A stream crossing will control animal and vehicles crossing the stream. It can also be used to control access point for livestock watering. Pastures with streams have areas where the animals have chosen spots to cross the stream. These areas are usually the best locations to construct the stream crossing. The animals choose these areas because of stable footing and ease of crossing. Improving the existing crossing with the livestock's needs in mind will encourage the livestock use. Livestock avoid soft, muddy, and rocky streambeds. They prefer a firm gravel bottom to walk on. They need to be able to see the bottom in order to use the area as a water source.
The primary component of a stream crossing is a heavy layer of gravel thick enough to support the animals. The size of the gravel affects how long the cattle spend in the crossing. Aggregate with about 1.50 inch diameter is large enough (that is, uncomfortable enough) to keep the animals from loitering but small enough to allow the animals access. The flow of the stream has to slow enough not to wash the aggregate away. Geotextile material can be used in streams with unstable streambeds. Stream crossings should be at least 10 feet wide. The ramps entering and exiting the channel should not be steeper than 4:1 slope (rise:run).
Livestock Stream Exclusion: One area of concern in grazing management is the impact of pasture management on streams within the pasture. Streams with continuously stocked and overgrazed pastures often have little vegetation on the banks and are wide, shallow, and muddy. These types of pastures have an erosion concern and nutrient run off into the stream. Complete exclusion of the livestock from the stream seems to be the solution, but the winding nature of many of the streams, flood damage to the fence, and the need for livestock water make complete exclusion impractical. Check with local conservation district personnel about possible cost-share programs and requirement regarding stream exclusion.

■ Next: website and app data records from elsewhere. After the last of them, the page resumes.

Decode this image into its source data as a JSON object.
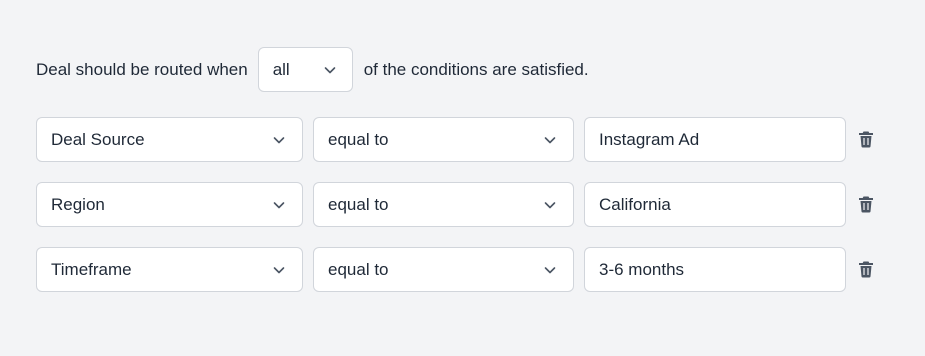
{
  "rule": {
    "prefix": "Deal should be routed when",
    "match_value": "all",
    "suffix": "of the conditions are satisfied."
  },
  "conditions": [
    {
      "field": "Deal Source",
      "operator": "equal to",
      "value": "Instagram Ad"
    },
    {
      "field": "Region",
      "operator": "equal to",
      "value": "California"
    },
    {
      "field": "Timeframe",
      "operator": "equal to",
      "value": "3-6 months"
    }
  ],
  "icons": {
    "dropdown": "chevron-down-icon",
    "delete": "trash-icon"
  },
  "colors": {
    "background": "#f3f4f6",
    "text": "#1f2937",
    "border": "#d1d5db",
    "icon": "#4b5563"
  }
}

There are other alternatives to fencing livestock out of streams. These include rotational and management-intensive grazing systems that provide alternative water sources. Wisconsin studies have shown that rotational grazing systems can be an alternative to grassy buffer strips in regard to bank stability and in-stream habitat. Virginia Tech research concluded that the presence of an off-stream water source for grazing cattle reduced the time cattle spent near the stream. Cattle given a choice will drink from a spring-fed water trough 92% of the time compared to drinking from a stream. Providing an alternative source of good clean water in a trough and adequate forage will reduce stream bank erosion, sediment and sediment-bound pollutants, including nitrogen, phosphorus, and fecal bacteria.
Livestock Use Area Protection: These are protected areas that are paved with asphalt or concrete or constructed with, and surfaced with, aggregate. These areas are designed to protect the pasture, soil, and water quality from being abused. Pastures can be plugged, or trampled, by the grazing animals during the spring or other extended wet periods. This trampling can lead to plant death or thinning of the stand. The resulting mud can reduce animal performance. Mud 4 to 8 inches deep will reduce gain by 14% and mud 8 to 24 inches deep will reduce gain by 25%. The damaged pastures are susceptible to soil erosion. Run off from damaged pastures can degrade surface waters with sediment and manure. Excessive soil compaction will reduce rain infiltration and plant growth.
Livestock heavy use areas or pads should be located outside the flood plains. If the pad is located close to a watercourse, run off and manure from the pad should be managed to protect the stream from pollution. These areas should be located at least 300 feet away from neighboring residences and away from wells. A manure management system should be designed to handle any accumulated manure on the pad.
Source: Steve Boyles, OSU Extension Beef Specialist